> Exercise brief
Could you write out the data that follows, exactly and in full?
Start of Data under study
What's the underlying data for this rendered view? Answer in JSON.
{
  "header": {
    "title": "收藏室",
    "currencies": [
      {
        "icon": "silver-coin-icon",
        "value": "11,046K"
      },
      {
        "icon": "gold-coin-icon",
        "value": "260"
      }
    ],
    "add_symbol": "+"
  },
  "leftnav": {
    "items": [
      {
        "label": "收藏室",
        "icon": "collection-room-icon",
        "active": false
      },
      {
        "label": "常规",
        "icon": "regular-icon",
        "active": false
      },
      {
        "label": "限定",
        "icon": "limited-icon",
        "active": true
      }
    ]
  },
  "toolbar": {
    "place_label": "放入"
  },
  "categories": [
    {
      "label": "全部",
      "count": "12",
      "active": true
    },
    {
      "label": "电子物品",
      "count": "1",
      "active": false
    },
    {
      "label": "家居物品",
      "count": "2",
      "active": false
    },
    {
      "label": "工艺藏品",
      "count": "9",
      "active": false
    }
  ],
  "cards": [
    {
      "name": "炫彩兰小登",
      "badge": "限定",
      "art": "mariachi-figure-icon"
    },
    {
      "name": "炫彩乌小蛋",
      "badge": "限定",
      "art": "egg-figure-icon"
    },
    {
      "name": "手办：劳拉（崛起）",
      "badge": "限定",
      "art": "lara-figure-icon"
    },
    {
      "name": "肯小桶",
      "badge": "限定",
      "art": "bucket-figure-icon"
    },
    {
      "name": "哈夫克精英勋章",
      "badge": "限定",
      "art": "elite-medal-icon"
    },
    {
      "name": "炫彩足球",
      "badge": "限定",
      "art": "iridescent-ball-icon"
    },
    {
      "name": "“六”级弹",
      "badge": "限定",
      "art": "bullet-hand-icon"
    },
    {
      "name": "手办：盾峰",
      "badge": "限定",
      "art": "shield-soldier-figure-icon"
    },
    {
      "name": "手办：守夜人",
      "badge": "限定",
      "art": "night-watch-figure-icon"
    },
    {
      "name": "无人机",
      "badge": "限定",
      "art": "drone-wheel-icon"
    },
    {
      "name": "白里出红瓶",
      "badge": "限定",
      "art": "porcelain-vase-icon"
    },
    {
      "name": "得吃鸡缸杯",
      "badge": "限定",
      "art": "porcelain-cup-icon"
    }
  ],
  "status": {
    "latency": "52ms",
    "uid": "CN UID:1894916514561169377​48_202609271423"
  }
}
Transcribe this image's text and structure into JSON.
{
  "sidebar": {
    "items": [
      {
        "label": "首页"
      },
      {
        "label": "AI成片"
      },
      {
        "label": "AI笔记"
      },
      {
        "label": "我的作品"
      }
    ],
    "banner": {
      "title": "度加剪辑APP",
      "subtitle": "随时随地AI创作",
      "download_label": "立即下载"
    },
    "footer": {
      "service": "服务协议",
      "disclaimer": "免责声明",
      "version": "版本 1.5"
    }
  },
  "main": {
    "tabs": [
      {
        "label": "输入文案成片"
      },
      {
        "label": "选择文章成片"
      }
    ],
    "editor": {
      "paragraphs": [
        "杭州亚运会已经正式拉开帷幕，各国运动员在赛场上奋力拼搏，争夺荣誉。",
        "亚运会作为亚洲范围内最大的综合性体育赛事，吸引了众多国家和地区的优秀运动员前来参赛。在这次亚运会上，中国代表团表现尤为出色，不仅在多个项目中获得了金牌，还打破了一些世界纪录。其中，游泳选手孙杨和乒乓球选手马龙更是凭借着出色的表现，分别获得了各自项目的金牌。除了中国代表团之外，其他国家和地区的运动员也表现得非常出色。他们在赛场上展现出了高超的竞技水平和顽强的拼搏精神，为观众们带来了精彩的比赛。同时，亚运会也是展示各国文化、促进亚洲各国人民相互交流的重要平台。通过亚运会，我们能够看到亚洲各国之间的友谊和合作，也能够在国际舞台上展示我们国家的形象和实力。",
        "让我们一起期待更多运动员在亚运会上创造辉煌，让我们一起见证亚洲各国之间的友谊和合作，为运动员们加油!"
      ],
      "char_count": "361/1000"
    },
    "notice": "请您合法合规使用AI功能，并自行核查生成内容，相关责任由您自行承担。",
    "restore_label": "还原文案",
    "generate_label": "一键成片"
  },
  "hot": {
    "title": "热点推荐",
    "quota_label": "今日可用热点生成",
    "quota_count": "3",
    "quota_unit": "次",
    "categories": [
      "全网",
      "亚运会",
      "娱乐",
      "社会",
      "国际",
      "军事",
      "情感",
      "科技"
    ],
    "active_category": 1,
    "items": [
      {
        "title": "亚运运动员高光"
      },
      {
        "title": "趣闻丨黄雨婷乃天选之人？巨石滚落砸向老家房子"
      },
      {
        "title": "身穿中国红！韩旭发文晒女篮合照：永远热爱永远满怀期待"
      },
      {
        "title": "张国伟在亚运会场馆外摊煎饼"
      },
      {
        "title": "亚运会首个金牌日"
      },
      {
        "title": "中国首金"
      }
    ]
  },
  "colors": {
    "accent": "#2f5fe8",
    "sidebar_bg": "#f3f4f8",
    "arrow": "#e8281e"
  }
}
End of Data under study
> Exercise result
What's the underlying data for this rendered view? Answer in JSON.
{
  "header": {
    "title": "收藏室",
    "currencies": [
      {
        "icon": "silver-coin-icon",
        "value": "11,046K"
      },
      {
        "icon": "gold-coin-icon",
        "value": "260"
      }
    ],
    "add_symbol": "+"
  },
  "leftnav": {
    "items": [
      {
        "label": "收藏室",
        "icon": "collection-room-icon",
        "active": false
      },
      {
        "label": "常规",
        "icon": "regular-icon",
        "active": false
      },
      {
        "label": "限定",
        "icon": "limited-icon",
        "active": true
      }
    ]
  },
  "toolbar": {
    "place_label": "放入"
  },
  "categories": [
    {
      "label": "全部",
      "count": "12",
      "active": true
    },
    {
      "label": "电子物品",
      "count": "1",
      "active": false
    },
    {
      "label": "家居物品",
      "count": "2",
      "active": false
    },
    {
      "label": "工艺藏品",
      "count": "9",
      "active": false
    }
  ],
  "cards": [
    {
      "name": "炫彩兰小登",
      "badge": "限定",
      "art": "mariachi-figure-icon"
    },
    {
      "name": "炫彩乌小蛋",
      "badge": "限定",
      "art": "egg-figure-icon"
    },
    {
      "name": "手办：劳拉（崛起）",
      "badge": "限定",
      "art": "lara-figure-icon"
    },
    {
      "name": "肯小桶",
      "badge": "限定",
      "art": "bucket-figure-icon"
    },
    {
      "name": "哈夫克精英勋章",
      "badge": "限定",
      "art": "elite-medal-icon"
    },
    {
      "name": "炫彩足球",
      "badge": "限定",
      "art": "iridescent-ball-icon"
    },
    {
      "name": "“六”级弹",
      "badge": "限定",
      "art": "bullet-hand-icon"
    },
    {
      "name": "手办：盾峰",
      "badge": "限定",
      "art": "shield-soldier-figure-icon"
    },
    {
      "name": "手办：守夜人",
      "badge": "限定",
      "art": "night-watch-figure-icon"
    },
    {
      "name": "无人机",
      "badge": "限定",
      "art": "drone-wheel-icon"
    },
    {
      "name": "白里出红瓶",
      "badge": "限定",
      "art": "porcelain-vase-icon"
    },
    {
      "name": "得吃鸡缸杯",
      "badge": "限定",
      "art": "porcelain-cup-icon"
    }
  ],
  "status": {
    "latency": "52ms",
    "uid": "CN UID:1894916514561169377​48_202609271423"
  }
}
Transcribe this image's text and structure into JSON.
{
  "sidebar": {
    "items": [
      {
        "label": "首页"
      },
      {
        "label": "AI成片"
      },
      {
        "label": "AI笔记"
      },
      {
        "label": "我的作品"
      }
    ],
    "banner": {
      "title": "度加剪辑APP",
      "subtitle": "随时随地AI创作",
      "download_label": "立即下载"
    },
    "footer": {
      "service": "服务协议",
      "disclaimer": "免责声明",
      "version": "版本 1.5"
    }
  },
  "main": {
    "tabs": [
      {
        "label": "输入文案成片"
      },
      {
        "label": "选择文章成片"
      }
    ],
    "editor": {
      "paragraphs": [
        "杭州亚运会已经正式拉开帷幕，各国运动员在赛场上奋力拼搏，争夺荣誉。",
        "亚运会作为亚洲范围内最大的综合性体育赛事，吸引了众多国家和地区的优秀运动员前来参赛。在这次亚运会上，中国代表团表现尤为出色，不仅在多个项目中获得了金牌，还打破了一些世界纪录。其中，游泳选手孙杨和乒乓球选手马龙更是凭借着出色的表现，分别获得了各自项目的金牌。除了中国代表团之外，其他国家和地区的运动员也表现得非常出色。他们在赛场上展现出了高超的竞技水平和顽强的拼搏精神，为观众们带来了精彩的比赛。同时，亚运会也是展示各国文化、促进亚洲各国人民相互交流的重要平台。通过亚运会，我们能够看到亚洲各国之间的友谊和合作，也能够在国际舞台上展示我们国家的形象和实力。",
        "让我们一起期待更多运动员在亚运会上创造辉煌，让我们一起见证亚洲各国之间的友谊和合作，为运动员们加油!"
      ],
      "char_count": "361/1000"
    },
    "notice": "请您合法合规使用AI功能，并自行核查生成内容，相关责任由您自行承担。",
    "restore_label": "还原文案",
    "generate_label": "一键成片"
  },
  "hot": {
    "title": "热点推荐",
    "quota_label": "今日可用热点生成",
    "quota_count": "3",
    "quota_unit": "次",
    "categories": [
      "全网",
      "亚运会",
      "娱乐",
      "社会",
      "国际",
      "军事",
      "情感",
      "科技"
    ],
    "active_category": 1,
    "items": [
      {
        "title": "亚运运动员高光"
      },
      {
        "title": "趣闻丨黄雨婷乃天选之人？巨石滚落砸向老家房子"
      },
      {
        "title": "身穿中国红！韩旭发文晒女篮合照：永远热爱永远满怀期待"
      },
      {
        "title": "张国伟在亚运会场馆外摊煎饼"
      },
      {
        "title": "亚运会首个金牌日"
      },
      {
        "title": "中国首金"
      }
    ]
  },
  "colors": {
    "accent": "#2f5fe8",
    "sidebar_bg": "#f3f4f8",
    "arrow": "#e8281e"
  }
}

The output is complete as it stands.